The GOP Is Confused As Hell Under President-Elect Donald Trump

There are a lot of memories of the 2016 election burned into our minds forever. However, very few involved detailed policy proposals from the president-elect. Donald Trump's campaign strategy was often heavier on insults than policy details. During the election, there were only seven vague policy positions on Trump's website, two of which referred the oft-repeated pledge to build a wall on the United States' southern border.

So with Trump soon holding the power of the executive branch and Republicans holding the power of both houses of the legislative, the GOP is that dog who finally catches the mail truck; the party has all the power to implement policy, but with little clarity on what that policy should actually be. Trump ran not only as a middle finger to the idea of wonky policy papers beloved by the Clinton campaign, but also against the Republican establishment and its policy orthodoxies.

The Republican Congress, after years of campaigning heavily against Obama's signature health care law, is now finding that with a presidency won, in part, on the vow to replace Obamacare with some vague plan described merely as "something terrific," there isn't a ready-made replacement that Republicans are likely to agree on. They've reached the point where their plan at this point seems to be just passing a bill repealing the law far in the future and hoping they can figure out a replacement then, even as the laws uncertain future would potentially cause insurers to pull participation and millions to lose coverage.

This isn't the only issue fraught with disagreement.

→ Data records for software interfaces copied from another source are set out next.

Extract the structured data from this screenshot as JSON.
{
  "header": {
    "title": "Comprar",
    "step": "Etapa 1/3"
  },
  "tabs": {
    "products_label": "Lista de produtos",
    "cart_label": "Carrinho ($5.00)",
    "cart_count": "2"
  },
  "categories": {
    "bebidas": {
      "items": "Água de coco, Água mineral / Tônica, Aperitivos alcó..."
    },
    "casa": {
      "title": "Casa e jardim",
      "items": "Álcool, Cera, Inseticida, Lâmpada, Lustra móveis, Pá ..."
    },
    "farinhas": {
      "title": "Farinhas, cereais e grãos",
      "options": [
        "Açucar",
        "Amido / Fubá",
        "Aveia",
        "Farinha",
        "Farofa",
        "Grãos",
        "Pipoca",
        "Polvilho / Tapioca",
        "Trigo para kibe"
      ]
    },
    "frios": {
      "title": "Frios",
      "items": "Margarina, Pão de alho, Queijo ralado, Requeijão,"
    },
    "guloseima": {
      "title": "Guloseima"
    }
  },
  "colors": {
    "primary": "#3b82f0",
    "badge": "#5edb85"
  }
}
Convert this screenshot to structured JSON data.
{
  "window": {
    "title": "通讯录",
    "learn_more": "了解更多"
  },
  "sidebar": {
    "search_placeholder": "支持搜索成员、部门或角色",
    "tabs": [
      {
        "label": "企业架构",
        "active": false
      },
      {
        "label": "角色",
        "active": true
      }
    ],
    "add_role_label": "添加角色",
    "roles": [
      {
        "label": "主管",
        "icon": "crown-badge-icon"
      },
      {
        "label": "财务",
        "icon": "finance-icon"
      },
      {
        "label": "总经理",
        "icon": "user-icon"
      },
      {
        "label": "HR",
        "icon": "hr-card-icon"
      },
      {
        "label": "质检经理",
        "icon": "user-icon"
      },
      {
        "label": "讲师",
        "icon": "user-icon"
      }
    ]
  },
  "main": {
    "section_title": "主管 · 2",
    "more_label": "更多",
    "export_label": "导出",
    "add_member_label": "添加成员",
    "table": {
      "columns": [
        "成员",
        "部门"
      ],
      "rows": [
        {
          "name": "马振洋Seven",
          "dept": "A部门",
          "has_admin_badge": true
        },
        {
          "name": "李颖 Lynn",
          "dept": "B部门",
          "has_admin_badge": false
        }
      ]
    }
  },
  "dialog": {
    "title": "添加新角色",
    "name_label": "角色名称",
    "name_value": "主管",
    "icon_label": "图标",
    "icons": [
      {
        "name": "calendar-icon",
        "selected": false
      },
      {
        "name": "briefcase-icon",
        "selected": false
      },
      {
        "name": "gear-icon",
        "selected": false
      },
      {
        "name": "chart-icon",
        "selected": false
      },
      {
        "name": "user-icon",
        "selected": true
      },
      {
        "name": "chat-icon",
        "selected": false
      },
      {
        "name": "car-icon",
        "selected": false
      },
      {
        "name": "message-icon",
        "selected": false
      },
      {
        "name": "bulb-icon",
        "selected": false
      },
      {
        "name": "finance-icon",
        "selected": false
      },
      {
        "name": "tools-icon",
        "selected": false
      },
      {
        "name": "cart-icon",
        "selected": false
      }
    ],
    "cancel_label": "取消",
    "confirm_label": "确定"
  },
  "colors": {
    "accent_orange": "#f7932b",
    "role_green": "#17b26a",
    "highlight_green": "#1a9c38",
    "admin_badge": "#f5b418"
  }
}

After Trump spent the primaries calling Mexican immigrants "rapists" and accused them of bringing drugs and crimes into the country while saying he would implement a deportation force for the undocumented, he's finding that many Republicans are not ready to go that far, and are even looking for something similar to the Obama Administration's DACA program they had previously attacked.

Trump spoke vaguely about a large infrastructure bill he wanted to get passed, which he compared to Eisenhower's construction of the Interstate Highway System. Conservative Republicans aren't sure.

On Wall Street deregulation, many in the financial industry are saying that, actually, maybe the Dodd-Frank act passed by Democrats shouldn't be repealed, though they would like some changes. This is different from Trump's pledge during the campaign to come "close to dismantling" it. On U.S. relations with Russia, numerous Republican leaders are finding themselves at odds with the president-elect over the reports of Russia hacking the elections and the nomination of a secretary of state with ties to Vladimir Putin.

Normally, presidential elections are a time for parties to define themselves. The people who try to lead the party put forward a vision of what its policy should be, and the party decides which vision they like. Then, the country decides which party's policies makes sense. Trump didn't do that. He talked about how the country would win under his leadership. And now Republicans are forced to figure out a plan on the fly.